Vanguard Spotlight: Alteronce Gumby Is Making His Solo Museum Debut

Ayanna Dozier
Oct 26, 2022 9:54PM

Portrait of Alteronce Gumby, 2022. Courtesy of the artist and Nicola Vassell Gallery, NY.

Alteronce Gumby, My Sweet Chariot, 2021. © Alteronce Gumby. Courtesy of George Frederick Mead Merck and Allentown Museum of Art.

Alteronce Gumby was featured in The Artsy Vanguard 2021, and this year, the abstract painter’s career has reached new heights. He gained representation with Nicola Vassell Gallery, which mounted his debut New York solo show, “The Color of Everything,” on view through October 29th. And now, the artist is the subject of his first solo museum show, opening this Friday at Allentown Art Museum in Pennsylvania, where it will remain on view through April 9, 2023. “Alteronce Gumby: Dark Matter” presents select works from the artist’s studio—including his recent experiments with color—as well as works on loan from private collectors.

Swirls of pigments, gems, resin, and glass form Gumby’s miniature cosmological abstractions. He uses celestial and earthly elements as points of departure when crafting his eye-catching paintings. For example, My Sweet Chariot (2021) depicts an iridescent arrangement of colors against a densely layered black canvas, evoking the intense clouds, stars, and galaxies seen through the Hubble Space Telescope. The comparison is not accidental, as Gumby is fascinated with NASA’s discoveries of new celestial wonders.

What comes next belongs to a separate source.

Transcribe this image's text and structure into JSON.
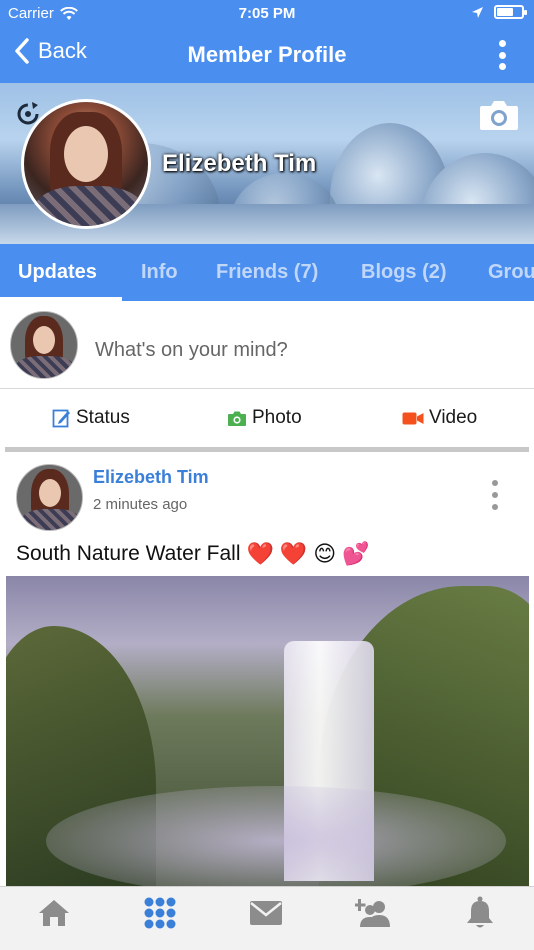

He relayed to Axios an incident when the telescope was aimed at a field of what appeared to be nothing for more than 100 hours. “It was a section of the sky where they deemed there was no light—and they found thousands of galaxies,” Gumby said. The multi-day delay was the amount of time it took our technology to register and read the various light signals that far out into space. Gumby’s work makes a metaphor out of this to probe further into the historically superficial perceptions of Black culture that reduce our contributions, only to be affirmed decades later. The recent mainstream recognition of 20th-century Black abstraction is an example of this.

Alteronce Gumby, installation view “The Color of Everything” at Nicola Vassell Gallery, 2022. Courtesy of the artist and Nicola Vassell Gallery, New York.


Both antiquated and futuristic in his inspiration, Gumby combines images from scientific explorations of space with early modern Renaissance interests in light and color. These seemingly divergent temporal points unite in Gumby’s work to analogize the narrative of Black life. In Gumby’s abstract paintings, color refers to both never-ending, world-making possibilities and its earthly limitations due to racial categorization and segregation.

Gumby’s continual ascendent over the past two years cements his status as an established contemporary artist working in abstraction. The arrival of his solo institutional debut the same year as numerous other career breakthroughs only signals that there is much, much more to read into the stars for this artist.

Ayanna Dozier
Ayanna Dozier is Artsy’s Staff Writer.